3 Steps to Topic

One of the most important steps in preparing for a successful paper or project is finding a good topic. Asking "how" or "why" questions about things you have seen or experienced can help lead you to good research topic.

A good topic will be:

  • Clear
  • Focused
  • Appropriately Complex

Here are three steps that can help you arrive at a good topic that will enable you to produce a successful paper or project. 

Step 1.  Brainstorm

Take out a blank piece of paper, or, open up a new document on your computer and begin to list all of the areas or ideas that are of interest to you.

  • Have your recently read or seen a news story or article that raised questions or concerns?
  • Have you, or someone you know, experienced a situation or change that exemplifies a larger phenomenon?
  • Is there something in a class or lecture that sparked your interest?

You may want to scan a subject encyclopedia or topic companion (e.g. The Blackwell Companion to Religion in America or the Encyclopedia of the Modern Middle East & North Africa, or the Oxford Companion to United States History). The resources can help familiarize you with various topics, about which you may have an interest, and will provide useful background information, terminology, and additional bibliographic resources.
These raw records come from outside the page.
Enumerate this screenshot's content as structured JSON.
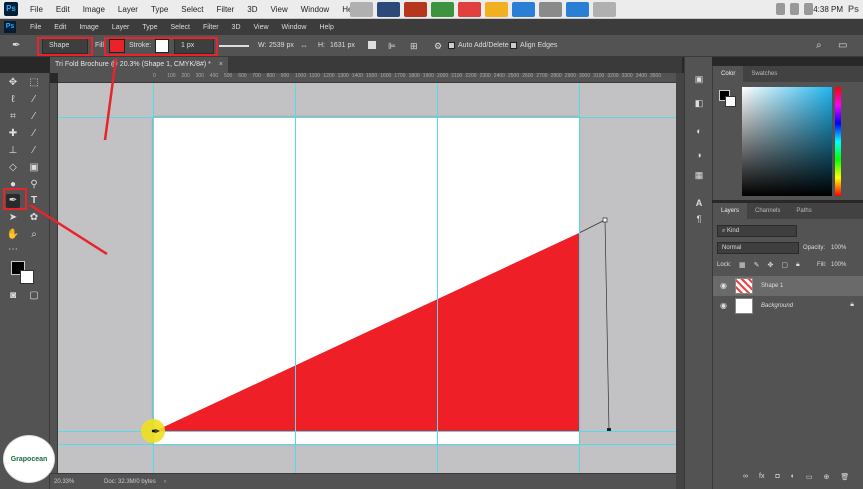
{
  "menubar": {
    "app_logo": "Ps",
    "items": [
      "File",
      "Edit",
      "Image",
      "Layer",
      "Type",
      "Select",
      "Filter",
      "3D",
      "View",
      "Window",
      "Help"
    ],
    "clock": "4:38 PM",
    "right_logo": "Ps"
  },
  "options": {
    "mode": "Shape",
    "fill_label": "Fill:",
    "stroke_label": "Stroke:",
    "stroke_width": "1 px",
    "w_label": "W:",
    "w_value": "2539 px",
    "h_label": "H:",
    "h_value": "1631 px",
    "auto_add_delete": "Auto Add/Delete",
    "align_edges": "Align Edges",
    "fill_color": "#e8232a"
  },
  "document": {
    "tab_title": "Tri Fold Brochure @ 20.3% (Shape 1, CMYK/8#) *",
    "zoom": "20.33%",
    "doc_size": "Doc: 32.3M/0 bytes",
    "shape_color": "#ee1f26"
  },
  "ruler": {
    "ticks": [
      "0",
      "100",
      "200",
      "300",
      "400",
      "500",
      "600",
      "700",
      "800",
      "900",
      "1000",
      "1100",
      "1200",
      "1300",
      "1400",
      "1500",
      "1600",
      "1700",
      "1800",
      "1900",
      "2000",
      "2100",
      "2200",
      "2300",
      "2400",
      "2500",
      "2600",
      "2700",
      "2800",
      "2900",
      "3000",
      "3100",
      "3200",
      "3300",
      "3400",
      "3500"
    ]
  },
  "color_panel": {
    "tabs": [
      "Color",
      "Swatches"
    ]
  },
  "layers_panel": {
    "tabs": [
      "Layers",
      "Channels",
      "Paths"
    ],
    "filter": "Kind",
    "blend_mode": "Normal",
    "opacity_label": "Opacity:",
    "opacity": "100%",
    "lock_label": "Lock:",
    "fill_label": "Fill:",
    "fill": "100%",
    "layers": [
      {
        "name": "Shape 1"
      },
      {
        "name": "Background"
      }
    ]
  },
  "watermark": {
    "text": "Grapocean"
  }
}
Step 2. Scan the academic literature for articles and books related to the idea(s) that you have identified.

Begin to search the library's catalog and databases to see what has already been written about the idea(s) you have identified. This is where your keywords and background information will come in handy. Use these keywords to broaden and refine your search. Once you have found several articles or books related to your topic, take some time to carefully skim their arguments and conclusions. 

This step can also help you better understand what Buswell Library holds in their local collections in support of your research. Before you become fully set on your topic, it is wise to ensure that the library can provide you with enough primary and secondary resources to support your entire project.

Step 3. Focus your information to formulate an argument

Once you have begun to identify ideas of interest and how much (or little) they have been studied and written about, you can being to make decisions about how you might refine your ideas and assemble your information findings into meaningful answers.

Consider asking yourself the following questions as you begin to narrow your ideas into arguments.

  •  What?
    • What is this essay really about? What is my central argument or conclusion? What do I really want to say to the reader?
  • Why?
    • Why am I writing this essay? Everyone chooses a topic for a reason - what is yours?  
  • Who?
    • For whom is this essay written? Obviously, your instructor will be reading your final draft, but consider going beyond this consideration to think carefully about your audience. How will you take into account a reader who is unfamiliar with this topic? Or, what difference might it make in your writing if you try to take into account differences among potential readers. Writing with a particular reader in mind may well help you to sharpen and focus your argument(s) or conclusion(s).

Step 4: Begin Your Search

Once you have refined your idea, you are ready to begin your search for sources.